■ MATERIAL FOR THE TASK
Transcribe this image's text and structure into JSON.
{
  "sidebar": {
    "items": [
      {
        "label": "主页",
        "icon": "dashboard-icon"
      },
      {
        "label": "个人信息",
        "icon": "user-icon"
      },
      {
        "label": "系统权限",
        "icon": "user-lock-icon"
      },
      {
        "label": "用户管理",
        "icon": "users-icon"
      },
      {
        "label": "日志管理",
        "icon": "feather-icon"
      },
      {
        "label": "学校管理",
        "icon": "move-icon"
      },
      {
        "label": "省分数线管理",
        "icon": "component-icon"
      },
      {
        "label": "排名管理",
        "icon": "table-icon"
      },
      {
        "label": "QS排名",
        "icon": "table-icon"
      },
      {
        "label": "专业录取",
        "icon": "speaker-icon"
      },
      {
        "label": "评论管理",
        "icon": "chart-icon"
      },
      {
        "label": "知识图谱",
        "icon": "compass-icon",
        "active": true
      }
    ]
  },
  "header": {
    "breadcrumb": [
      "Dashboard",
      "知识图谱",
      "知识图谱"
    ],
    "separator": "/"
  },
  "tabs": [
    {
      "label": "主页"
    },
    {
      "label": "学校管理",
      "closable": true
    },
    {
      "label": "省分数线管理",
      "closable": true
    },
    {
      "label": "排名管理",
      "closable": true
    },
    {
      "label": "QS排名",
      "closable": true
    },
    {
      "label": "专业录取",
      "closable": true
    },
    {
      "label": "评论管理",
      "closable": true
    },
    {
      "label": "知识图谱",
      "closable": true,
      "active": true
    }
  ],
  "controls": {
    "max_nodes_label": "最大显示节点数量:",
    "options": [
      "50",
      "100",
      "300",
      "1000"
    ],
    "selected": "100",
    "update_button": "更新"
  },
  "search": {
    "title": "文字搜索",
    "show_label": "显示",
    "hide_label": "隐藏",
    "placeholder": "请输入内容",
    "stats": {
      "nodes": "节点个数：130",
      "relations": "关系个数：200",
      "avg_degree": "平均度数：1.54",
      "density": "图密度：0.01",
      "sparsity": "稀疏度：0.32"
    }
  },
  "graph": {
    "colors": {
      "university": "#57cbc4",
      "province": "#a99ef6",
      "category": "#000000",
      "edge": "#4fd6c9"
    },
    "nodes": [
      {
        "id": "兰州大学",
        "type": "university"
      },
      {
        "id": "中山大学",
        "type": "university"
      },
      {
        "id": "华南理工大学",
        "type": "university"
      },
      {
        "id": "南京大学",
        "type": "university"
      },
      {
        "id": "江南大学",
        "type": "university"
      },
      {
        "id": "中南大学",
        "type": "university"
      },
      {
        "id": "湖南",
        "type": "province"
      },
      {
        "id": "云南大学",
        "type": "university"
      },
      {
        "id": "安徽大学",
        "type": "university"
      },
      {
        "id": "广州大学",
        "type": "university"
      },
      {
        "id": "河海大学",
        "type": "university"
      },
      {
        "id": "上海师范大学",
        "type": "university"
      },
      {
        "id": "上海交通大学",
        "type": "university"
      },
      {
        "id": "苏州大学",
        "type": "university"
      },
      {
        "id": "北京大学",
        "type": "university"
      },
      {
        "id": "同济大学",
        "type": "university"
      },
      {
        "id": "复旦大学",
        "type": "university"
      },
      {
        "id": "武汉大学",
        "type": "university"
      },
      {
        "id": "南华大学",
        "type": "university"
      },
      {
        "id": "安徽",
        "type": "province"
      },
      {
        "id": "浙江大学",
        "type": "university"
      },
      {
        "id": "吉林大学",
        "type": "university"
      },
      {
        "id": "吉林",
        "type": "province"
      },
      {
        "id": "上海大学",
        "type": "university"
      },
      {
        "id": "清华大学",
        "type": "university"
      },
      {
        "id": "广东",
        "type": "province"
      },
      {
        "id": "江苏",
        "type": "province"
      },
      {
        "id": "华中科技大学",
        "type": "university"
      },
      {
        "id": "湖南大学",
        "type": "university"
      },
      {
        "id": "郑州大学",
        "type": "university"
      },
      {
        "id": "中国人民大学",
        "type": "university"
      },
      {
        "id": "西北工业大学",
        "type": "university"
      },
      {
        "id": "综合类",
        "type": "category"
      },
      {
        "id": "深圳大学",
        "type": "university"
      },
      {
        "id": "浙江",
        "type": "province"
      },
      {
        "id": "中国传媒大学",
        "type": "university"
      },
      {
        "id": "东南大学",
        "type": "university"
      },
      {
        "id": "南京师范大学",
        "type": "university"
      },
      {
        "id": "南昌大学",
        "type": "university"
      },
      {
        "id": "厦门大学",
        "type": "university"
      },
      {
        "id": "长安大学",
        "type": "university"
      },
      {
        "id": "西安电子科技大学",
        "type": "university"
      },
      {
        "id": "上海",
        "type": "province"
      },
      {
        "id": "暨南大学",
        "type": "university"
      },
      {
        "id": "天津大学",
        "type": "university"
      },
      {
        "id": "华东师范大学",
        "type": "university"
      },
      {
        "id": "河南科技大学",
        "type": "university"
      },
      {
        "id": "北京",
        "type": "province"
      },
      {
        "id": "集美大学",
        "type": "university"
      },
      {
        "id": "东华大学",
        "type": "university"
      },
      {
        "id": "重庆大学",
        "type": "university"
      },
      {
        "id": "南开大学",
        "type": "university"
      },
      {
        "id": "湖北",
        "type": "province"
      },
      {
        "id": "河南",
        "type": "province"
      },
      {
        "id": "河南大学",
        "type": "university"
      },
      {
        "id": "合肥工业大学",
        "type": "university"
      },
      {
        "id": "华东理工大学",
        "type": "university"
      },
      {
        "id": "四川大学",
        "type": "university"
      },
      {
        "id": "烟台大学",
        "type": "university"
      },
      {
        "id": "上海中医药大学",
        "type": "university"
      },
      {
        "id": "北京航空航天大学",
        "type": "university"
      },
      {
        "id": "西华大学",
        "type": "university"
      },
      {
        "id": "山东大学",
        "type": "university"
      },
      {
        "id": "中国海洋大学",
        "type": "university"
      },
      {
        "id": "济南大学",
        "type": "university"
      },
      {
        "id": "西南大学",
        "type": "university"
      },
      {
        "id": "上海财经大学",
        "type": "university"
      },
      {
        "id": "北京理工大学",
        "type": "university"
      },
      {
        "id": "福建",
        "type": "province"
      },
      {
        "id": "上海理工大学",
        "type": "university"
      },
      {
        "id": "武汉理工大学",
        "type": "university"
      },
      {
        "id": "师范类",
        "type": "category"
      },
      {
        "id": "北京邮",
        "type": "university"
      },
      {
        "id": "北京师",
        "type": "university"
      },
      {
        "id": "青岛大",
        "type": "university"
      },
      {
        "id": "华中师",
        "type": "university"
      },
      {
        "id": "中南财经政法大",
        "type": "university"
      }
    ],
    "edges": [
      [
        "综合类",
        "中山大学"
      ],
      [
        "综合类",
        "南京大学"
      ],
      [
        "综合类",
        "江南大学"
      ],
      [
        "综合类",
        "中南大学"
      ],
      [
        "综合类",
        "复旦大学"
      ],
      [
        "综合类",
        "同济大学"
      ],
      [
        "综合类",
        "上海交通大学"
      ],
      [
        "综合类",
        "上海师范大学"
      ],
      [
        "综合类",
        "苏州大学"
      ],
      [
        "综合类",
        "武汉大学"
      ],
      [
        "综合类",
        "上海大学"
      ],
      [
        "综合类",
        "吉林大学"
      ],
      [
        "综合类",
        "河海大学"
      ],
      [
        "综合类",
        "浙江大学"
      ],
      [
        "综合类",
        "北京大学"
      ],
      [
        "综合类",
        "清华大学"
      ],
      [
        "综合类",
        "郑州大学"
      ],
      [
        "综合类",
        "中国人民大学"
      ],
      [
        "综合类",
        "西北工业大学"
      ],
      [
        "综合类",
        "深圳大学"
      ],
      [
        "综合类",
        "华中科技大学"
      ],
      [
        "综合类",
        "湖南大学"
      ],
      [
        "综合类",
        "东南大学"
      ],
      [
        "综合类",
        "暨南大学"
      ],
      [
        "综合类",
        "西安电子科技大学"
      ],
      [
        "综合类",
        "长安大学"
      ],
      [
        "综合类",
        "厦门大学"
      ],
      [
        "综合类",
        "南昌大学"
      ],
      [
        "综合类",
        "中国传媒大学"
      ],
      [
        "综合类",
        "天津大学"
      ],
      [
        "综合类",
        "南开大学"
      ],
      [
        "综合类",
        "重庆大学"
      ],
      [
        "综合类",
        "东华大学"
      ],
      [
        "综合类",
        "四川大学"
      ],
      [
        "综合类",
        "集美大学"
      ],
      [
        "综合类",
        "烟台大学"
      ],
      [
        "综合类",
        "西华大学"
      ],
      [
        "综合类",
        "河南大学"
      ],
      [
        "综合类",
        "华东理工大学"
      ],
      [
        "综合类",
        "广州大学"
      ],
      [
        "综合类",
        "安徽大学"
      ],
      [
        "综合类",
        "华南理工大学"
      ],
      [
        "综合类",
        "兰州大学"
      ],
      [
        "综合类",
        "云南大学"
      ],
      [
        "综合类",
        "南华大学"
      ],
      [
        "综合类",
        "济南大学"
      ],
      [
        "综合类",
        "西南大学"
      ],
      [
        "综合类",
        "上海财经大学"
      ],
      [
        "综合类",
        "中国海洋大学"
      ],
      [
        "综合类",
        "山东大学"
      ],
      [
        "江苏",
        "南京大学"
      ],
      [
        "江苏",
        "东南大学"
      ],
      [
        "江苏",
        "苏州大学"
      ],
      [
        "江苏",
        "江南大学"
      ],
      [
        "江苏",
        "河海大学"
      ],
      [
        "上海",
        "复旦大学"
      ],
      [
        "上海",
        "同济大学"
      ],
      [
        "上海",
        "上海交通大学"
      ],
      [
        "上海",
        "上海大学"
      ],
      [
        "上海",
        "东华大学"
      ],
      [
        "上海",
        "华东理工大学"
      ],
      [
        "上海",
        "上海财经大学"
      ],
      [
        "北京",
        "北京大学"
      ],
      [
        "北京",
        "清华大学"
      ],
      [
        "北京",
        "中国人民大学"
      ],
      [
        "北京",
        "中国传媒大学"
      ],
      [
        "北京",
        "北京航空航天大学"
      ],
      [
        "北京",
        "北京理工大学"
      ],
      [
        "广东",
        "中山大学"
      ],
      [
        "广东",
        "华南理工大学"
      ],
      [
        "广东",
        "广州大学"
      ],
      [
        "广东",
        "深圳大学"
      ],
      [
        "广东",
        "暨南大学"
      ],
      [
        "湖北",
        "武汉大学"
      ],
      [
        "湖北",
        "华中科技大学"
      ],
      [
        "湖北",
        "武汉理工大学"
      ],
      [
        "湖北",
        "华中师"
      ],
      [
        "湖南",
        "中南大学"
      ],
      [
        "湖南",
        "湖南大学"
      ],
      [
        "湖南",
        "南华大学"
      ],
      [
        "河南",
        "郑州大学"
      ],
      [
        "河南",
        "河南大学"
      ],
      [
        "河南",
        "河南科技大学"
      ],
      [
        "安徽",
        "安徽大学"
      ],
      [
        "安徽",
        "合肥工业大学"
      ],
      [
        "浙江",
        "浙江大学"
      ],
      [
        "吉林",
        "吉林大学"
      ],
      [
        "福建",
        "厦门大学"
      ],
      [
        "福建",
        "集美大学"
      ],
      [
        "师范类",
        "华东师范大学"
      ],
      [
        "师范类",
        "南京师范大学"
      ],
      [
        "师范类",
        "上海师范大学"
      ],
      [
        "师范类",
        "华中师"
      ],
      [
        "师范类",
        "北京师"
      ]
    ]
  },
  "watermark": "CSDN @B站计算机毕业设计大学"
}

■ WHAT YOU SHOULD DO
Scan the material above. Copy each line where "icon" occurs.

■ OUTPUT
        "icon": "dashboard-icon"
        "icon": "user-icon"
        "icon": "user-lock-icon"
        "icon": "users-icon"
        "icon": "feather-icon"
        "icon": "move-icon"
        "icon": "component-icon"
        "icon": "table-icon"
        "icon": "table-icon"
        "icon": "speaker-icon"
        "icon": "chart-icon"
        "icon": "compass-icon",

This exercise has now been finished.